Delivery tarnishes ‘Mother Courage’
When Ubuntu Theater Project’s “Mother Courage and Her Children” works, it anticipates your thoughts as a meticulous, omniscient scientist plots a maze for a rat. You can’t go on through the path, and yet you must, proceeding down thought experiments against which every ideal revolts but that war — here the Thirty Years’ War — makes necessary, inescapable.
You understand how a hotspur of a soldier (Regina Morones) could back down from claiming the bonus he deserves. Or why Mother Courage (Wilma Bonet), in a position to buy back the life of her son Swiss Cheese (Kevin Rebultan), might spend his last moments haggling for a little extra cash for herself. Or why she, when proposed to by an earnest clergyman (Shane Fahy), not only can decline his offer, but must.
That’s the cunning of Bertolt Brecht’s 1939 play, whose Ubuntu production opened Saturday, Feb. 9, at Mills College’s Lisser Hall. Character choices and actions that might, in another dramatist’s hands,
provoke easy condemnation here spur something else. It’s not quite sympathy; Brecht regarded sentiment — both emotional identification and its obverse, emotional rejection — as audience lull and opiate.
It’s more a cold, unflinching calculus: What would I do in this situation? Would I have the courage, the conviction to choose other than this character does? Once you’ve made those questions your own, you see for yourself the conditions that create them — how power and money and militancy enslave in the play, and beyond it — without Brecht having to preach or lecture.
But Emilie Whelan’s production, working from a translation by Tony Kushner, achieves these goals only sometimes. The cavernous venue frequently swallows performers’ words, particularly when they seize a microphone for discordant song. Staging, often scrunched in an awkward corner, keeps you constantly aware of how much space isn’t being used rather than focusing your attention on the scene. Mother Courage’s hardscrabble wagon, from which she sells sundry wares to soldiers, often obscures sight lines, so that whole exchanges transpire without your being able to see who’s talking. Bonet, though she has the pluck and the depth that make her born to play one of Western theater’s great roles, repeatedly seemed to be groping for her lines on opening night. When you’re worried about whether a scene can right itself, it’s impossible to invest in character and story.

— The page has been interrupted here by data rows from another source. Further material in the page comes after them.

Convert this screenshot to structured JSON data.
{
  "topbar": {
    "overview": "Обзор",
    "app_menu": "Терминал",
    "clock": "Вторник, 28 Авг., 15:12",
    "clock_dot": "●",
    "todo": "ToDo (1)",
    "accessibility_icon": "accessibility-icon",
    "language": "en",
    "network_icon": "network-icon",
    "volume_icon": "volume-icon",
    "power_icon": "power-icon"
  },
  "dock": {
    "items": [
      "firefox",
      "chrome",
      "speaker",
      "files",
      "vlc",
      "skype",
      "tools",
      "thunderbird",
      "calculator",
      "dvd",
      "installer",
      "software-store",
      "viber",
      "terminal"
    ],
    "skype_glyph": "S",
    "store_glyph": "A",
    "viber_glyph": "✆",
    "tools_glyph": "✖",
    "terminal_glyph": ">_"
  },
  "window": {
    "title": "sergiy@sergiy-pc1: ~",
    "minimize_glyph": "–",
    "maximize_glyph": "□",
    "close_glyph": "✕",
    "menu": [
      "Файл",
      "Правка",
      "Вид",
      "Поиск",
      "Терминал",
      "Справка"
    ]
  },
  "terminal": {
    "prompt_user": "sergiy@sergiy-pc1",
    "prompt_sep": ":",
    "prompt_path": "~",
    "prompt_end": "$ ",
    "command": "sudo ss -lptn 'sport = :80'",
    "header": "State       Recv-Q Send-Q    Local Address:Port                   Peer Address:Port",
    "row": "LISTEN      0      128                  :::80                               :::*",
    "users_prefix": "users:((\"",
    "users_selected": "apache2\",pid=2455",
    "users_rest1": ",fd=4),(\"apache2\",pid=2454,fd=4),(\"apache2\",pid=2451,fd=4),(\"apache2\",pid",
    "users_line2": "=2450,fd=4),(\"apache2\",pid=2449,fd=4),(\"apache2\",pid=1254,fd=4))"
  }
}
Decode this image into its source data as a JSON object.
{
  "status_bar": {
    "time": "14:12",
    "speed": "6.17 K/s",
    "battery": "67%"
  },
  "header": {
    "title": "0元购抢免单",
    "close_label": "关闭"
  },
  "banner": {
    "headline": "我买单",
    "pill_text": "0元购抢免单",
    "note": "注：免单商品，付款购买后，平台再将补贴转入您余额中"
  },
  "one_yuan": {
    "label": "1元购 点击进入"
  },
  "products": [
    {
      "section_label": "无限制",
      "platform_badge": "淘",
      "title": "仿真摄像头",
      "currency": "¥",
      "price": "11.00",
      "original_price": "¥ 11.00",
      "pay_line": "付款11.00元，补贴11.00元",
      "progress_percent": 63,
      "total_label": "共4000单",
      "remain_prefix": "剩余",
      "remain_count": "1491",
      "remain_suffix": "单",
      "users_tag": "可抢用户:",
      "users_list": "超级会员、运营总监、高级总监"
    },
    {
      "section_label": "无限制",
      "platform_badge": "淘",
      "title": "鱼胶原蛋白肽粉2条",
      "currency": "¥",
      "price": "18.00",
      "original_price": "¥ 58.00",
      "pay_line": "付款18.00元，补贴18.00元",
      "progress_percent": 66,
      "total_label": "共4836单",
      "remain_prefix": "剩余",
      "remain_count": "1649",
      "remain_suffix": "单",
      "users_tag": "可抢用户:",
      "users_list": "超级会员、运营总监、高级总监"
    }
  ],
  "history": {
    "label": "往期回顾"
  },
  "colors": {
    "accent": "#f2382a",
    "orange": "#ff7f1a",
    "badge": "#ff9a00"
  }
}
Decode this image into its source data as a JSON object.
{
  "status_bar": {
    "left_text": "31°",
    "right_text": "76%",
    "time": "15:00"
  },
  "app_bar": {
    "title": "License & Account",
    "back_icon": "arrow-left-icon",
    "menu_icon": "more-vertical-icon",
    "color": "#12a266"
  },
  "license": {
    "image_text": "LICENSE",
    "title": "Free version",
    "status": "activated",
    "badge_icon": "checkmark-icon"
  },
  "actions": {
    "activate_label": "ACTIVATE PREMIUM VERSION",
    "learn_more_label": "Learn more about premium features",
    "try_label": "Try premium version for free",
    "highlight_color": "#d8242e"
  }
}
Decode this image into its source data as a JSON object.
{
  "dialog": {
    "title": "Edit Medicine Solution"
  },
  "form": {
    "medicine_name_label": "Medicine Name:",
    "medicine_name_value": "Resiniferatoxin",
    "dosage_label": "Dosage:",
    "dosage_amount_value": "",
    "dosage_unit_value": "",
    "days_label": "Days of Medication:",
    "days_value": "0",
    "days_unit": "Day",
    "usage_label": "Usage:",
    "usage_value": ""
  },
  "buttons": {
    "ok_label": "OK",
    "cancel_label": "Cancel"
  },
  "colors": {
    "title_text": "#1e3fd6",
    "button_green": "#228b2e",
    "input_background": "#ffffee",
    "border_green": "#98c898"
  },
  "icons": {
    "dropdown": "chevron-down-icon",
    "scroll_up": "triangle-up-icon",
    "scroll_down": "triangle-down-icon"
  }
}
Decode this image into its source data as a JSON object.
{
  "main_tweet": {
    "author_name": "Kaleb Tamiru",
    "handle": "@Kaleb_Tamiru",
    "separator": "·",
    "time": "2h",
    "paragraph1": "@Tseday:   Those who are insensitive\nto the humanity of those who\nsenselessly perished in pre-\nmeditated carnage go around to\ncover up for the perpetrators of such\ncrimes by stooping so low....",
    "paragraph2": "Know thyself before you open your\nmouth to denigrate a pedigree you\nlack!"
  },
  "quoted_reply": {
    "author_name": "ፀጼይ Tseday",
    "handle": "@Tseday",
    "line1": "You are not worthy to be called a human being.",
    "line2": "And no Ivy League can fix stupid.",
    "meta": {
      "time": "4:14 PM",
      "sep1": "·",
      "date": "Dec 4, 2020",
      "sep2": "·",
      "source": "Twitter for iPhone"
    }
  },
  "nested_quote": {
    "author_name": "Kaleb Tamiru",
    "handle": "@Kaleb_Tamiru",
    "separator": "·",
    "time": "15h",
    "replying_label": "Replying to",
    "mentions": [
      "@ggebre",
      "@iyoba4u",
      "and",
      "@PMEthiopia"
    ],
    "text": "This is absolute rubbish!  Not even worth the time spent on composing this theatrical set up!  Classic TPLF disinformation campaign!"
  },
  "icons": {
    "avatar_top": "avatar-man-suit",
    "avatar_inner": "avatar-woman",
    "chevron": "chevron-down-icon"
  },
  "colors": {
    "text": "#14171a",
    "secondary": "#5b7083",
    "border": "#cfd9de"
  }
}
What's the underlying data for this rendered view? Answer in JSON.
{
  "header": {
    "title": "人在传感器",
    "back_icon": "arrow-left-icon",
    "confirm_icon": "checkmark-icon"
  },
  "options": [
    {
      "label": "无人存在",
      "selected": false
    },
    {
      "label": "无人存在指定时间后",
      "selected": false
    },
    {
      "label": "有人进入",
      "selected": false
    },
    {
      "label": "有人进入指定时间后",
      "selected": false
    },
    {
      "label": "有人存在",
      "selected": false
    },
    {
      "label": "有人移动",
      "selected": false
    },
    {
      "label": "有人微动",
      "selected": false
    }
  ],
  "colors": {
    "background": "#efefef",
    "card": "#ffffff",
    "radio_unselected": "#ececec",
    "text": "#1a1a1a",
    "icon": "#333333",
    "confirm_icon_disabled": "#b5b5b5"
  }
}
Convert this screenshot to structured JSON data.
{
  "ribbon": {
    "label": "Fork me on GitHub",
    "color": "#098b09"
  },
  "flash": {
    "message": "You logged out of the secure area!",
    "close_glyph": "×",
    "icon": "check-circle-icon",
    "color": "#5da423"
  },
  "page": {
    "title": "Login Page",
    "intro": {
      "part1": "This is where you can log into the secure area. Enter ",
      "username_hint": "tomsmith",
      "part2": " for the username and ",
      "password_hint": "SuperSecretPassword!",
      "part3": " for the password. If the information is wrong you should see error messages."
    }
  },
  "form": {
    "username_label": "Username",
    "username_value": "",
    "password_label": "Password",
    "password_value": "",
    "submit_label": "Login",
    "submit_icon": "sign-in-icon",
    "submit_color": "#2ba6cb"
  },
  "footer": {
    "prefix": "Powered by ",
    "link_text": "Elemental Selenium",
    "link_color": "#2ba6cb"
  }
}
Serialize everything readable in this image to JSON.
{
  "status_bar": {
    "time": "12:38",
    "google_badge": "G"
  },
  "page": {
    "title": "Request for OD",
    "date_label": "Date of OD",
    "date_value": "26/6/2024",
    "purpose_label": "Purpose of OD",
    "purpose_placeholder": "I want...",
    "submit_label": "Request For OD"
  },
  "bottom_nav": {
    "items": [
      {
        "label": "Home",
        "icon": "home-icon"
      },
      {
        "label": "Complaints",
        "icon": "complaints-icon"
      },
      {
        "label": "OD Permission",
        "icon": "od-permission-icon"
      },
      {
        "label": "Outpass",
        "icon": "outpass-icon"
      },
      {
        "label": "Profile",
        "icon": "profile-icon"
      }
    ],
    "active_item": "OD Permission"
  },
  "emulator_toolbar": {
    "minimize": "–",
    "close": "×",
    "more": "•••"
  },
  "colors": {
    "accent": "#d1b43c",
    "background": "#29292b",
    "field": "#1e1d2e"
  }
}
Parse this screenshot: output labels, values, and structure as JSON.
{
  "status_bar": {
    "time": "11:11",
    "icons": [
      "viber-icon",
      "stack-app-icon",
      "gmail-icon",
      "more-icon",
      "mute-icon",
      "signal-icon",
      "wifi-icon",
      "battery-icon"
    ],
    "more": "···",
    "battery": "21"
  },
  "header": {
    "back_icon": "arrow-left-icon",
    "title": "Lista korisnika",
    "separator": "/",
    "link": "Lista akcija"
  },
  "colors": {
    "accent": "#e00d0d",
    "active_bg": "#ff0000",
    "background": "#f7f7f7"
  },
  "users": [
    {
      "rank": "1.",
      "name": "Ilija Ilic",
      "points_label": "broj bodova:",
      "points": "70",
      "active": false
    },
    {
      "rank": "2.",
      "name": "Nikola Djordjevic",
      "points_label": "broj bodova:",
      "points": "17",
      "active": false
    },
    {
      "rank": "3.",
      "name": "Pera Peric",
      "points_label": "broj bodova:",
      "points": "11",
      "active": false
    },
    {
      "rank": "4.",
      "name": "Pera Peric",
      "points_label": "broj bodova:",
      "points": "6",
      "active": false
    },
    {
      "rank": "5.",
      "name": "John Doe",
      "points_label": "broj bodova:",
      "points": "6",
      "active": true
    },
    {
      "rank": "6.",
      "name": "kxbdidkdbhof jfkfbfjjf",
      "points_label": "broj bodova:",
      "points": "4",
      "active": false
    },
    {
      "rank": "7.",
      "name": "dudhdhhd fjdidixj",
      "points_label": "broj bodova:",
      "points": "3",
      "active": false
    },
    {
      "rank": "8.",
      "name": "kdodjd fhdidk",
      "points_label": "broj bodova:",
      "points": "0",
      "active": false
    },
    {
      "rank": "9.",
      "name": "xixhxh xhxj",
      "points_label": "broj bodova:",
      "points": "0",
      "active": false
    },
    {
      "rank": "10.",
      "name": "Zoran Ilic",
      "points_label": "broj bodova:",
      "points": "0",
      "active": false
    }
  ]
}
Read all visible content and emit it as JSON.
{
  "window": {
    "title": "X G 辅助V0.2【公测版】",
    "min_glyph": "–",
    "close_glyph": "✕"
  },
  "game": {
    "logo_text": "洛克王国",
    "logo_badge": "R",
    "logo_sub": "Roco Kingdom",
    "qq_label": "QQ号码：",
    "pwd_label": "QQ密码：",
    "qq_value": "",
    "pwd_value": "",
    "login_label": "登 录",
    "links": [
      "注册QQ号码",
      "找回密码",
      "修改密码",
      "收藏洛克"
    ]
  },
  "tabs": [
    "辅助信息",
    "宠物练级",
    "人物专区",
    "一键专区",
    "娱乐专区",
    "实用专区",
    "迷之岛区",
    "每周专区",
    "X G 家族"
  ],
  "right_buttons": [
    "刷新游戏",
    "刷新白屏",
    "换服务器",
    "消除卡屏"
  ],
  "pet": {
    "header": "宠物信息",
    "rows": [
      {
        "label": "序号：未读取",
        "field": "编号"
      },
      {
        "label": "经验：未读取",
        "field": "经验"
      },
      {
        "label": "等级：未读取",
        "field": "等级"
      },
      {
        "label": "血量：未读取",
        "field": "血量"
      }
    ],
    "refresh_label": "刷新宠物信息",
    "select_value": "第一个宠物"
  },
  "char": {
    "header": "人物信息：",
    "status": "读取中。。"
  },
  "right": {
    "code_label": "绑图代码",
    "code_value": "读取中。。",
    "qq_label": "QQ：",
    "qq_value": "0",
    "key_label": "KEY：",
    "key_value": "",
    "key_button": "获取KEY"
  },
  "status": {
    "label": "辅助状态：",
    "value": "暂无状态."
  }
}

Many of Whelan’s directorial choices seem to emerge from an urge to try something cool — let’s have all the characters stand in line all of a sudden, speaking directly to the audience rather than each other — rather than demand born of the text and cohesive vision. Especially in the first act, ensemble members’ lines fail to launch, sputtering to the floor before they get a chance to register with a scene partner. That disconnect shows just how much a scene’s stakes — what matters to characters in a given moment, and why — derive from a deeply shared, constantly communicated focus. When that’s lost, it’s tough to pay attention to all the layers of people Mother Courage must go through to save her son’s life or a barrage of yelling during an invasion that might clarify which ensemble members are the besiegers and which the besieged.
Still, almost every performer has a transcendent moment. Kimba Daniels as prostitute Yvette marshals a regiment’s might when she blasts a former lover. Rebultan imbues Swiss Cheese with a guileless openness that instantly creates tension: You know his fragile goodness has to break. When Bonet’s Mother Courage confronts each of her dead children’s bodies for the first time, you get a glimpse of the soul she’s had to extinguish to survive.
But only a very brief glimpse. “I have nothing inside for private dramas,” she tells Fahy’s pastor. In a play that makes you see, as few others do, the dehumanization of war, the impossibility of interior life is the ultimate casualty.
Wilma Bonet plays Mother Courage in Ubuntu Theater Project’s “Mother Courage and Her Children,” performed at Mills College’s Lisser Hall. Bertolt Brecht’s 1939 play looks at the conditions and choices people make during war.